**WHAT THE TASK ASKS**
The answer must be an exact copy of every entry, with no pictures in it.

Top of TASK INPUTS

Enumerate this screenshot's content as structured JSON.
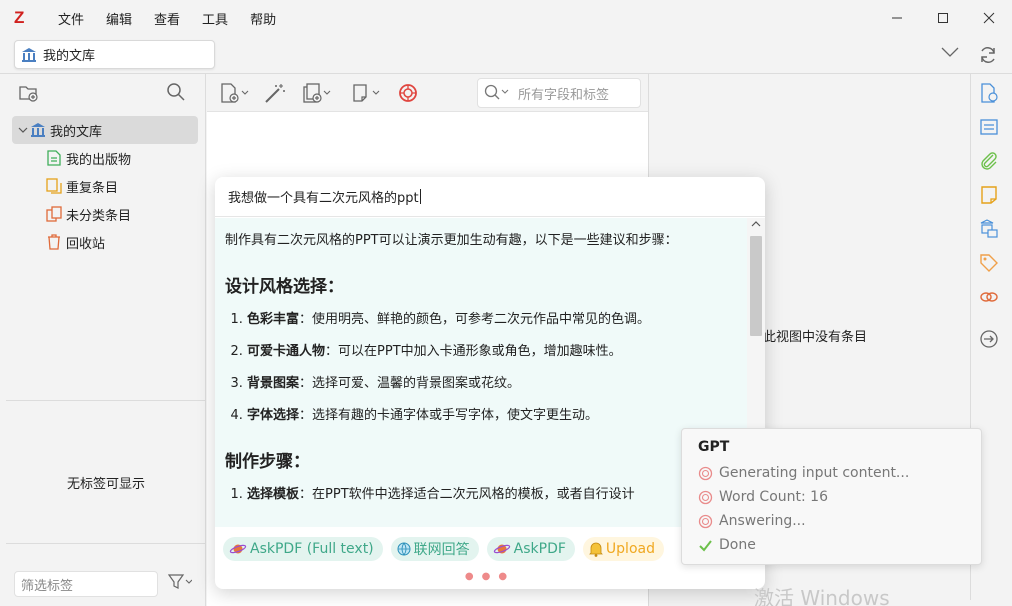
{
  "app": {
    "logo": "Z",
    "menu": [
      "文件",
      "编辑",
      "查看",
      "工具",
      "帮助"
    ]
  },
  "tab": {
    "label": "我的文库"
  },
  "collections": {
    "root": "我的文库",
    "children": [
      "我的出版物",
      "重复条目",
      "未分类条目",
      "回收站"
    ]
  },
  "tags": {
    "empty_text": "无标签可显示",
    "filter_placeholder": "筛选标签"
  },
  "items": {
    "search_placeholder": "所有字段和标签",
    "empty_message": "此视图中没有条目"
  },
  "chat": {
    "input_value": "我想做一个具有二次元风格的ppt",
    "intro": "制作具有二次元风格的PPT可以让演示更加生动有趣，以下是一些建议和步骤：",
    "section1_title": "设计风格选择：",
    "section1_items": [
      {
        "bold": "色彩丰富",
        "text": "：使用明亮、鲜艳的颜色，可参考二次元作品中常见的色调。"
      },
      {
        "bold": "可爱卡通人物",
        "text": "：可以在PPT中加入卡通形象或角色，增加趣味性。"
      },
      {
        "bold": "背景图案",
        "text": "：选择可爱、温馨的背景图案或花纹。"
      },
      {
        "bold": "字体选择",
        "text": "：选择有趣的卡通字体或手写字体，使文字更生动。"
      }
    ],
    "section2_title": "制作步骤：",
    "section2_items": [
      {
        "bold": "选择模板",
        "text": "：在PPT软件中选择适合二次元风格的模板，或者自行设计"
      }
    ],
    "actions": [
      "AskPDF (Full text)",
      "联网回答",
      "AskPDF",
      "Upload"
    ]
  },
  "gpt_status": {
    "title": "GPT",
    "lines": [
      "Generating input content...",
      "Word Count: 16",
      "Answering...",
      "Done"
    ]
  },
  "watermark": "激活 Windows",
  "colors": {
    "brand": "#d0201e",
    "accent": "#4a90d9",
    "teal": "#3fa889",
    "chat_bg": "#f0faf9"
  }
}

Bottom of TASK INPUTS

**OUTPUT FOR THIS TASK**
Enumerate this screenshot's content as structured JSON.
{
  "app": {
    "logo": "Z",
    "menu": [
      "文件",
      "编辑",
      "查看",
      "工具",
      "帮助"
    ]
  },
  "tab": {
    "label": "我的文库"
  },
  "collections": {
    "root": "我的文库",
    "children": [
      "我的出版物",
      "重复条目",
      "未分类条目",
      "回收站"
    ]
  },
  "tags": {
    "empty_text": "无标签可显示",
    "filter_placeholder": "筛选标签"
  },
  "items": {
    "search_placeholder": "所有字段和标签",
    "empty_message": "此视图中没有条目"
  },
  "chat": {
    "input_value": "我想做一个具有二次元风格的ppt",
    "intro": "制作具有二次元风格的PPT可以让演示更加生动有趣，以下是一些建议和步骤：",
    "section1_title": "设计风格选择：",
    "section1_items": [
      {
        "bold": "色彩丰富",
        "text": "：使用明亮、鲜艳的颜色，可参考二次元作品中常见的色调。"
      },
      {
        "bold": "可爱卡通人物",
        "text": "：可以在PPT中加入卡通形象或角色，增加趣味性。"
      },
      {
        "bold": "背景图案",
        "text": "：选择可爱、温馨的背景图案或花纹。"
      },
      {
        "bold": "字体选择",
        "text": "：选择有趣的卡通字体或手写字体，使文字更生动。"
      }
    ],
    "section2_title": "制作步骤：",
    "section2_items": [
      {
        "bold": "选择模板",
        "text": "：在PPT软件中选择适合二次元风格的模板，或者自行设计"
      }
    ],
    "actions": [
      "AskPDF (Full text)",
      "联网回答",
      "AskPDF",
      "Upload"
    ]
  },
  "gpt_status": {
    "title": "GPT",
    "lines": [
      "Generating input content...",
      "Word Count: 16",
      "Answering...",
      "Done"
    ]
  },
  "watermark": "激活 Windows",
  "colors": {
    "brand": "#d0201e",
    "accent": "#4a90d9",
    "teal": "#3fa889",
    "chat_bg": "#f0faf9"
  }
}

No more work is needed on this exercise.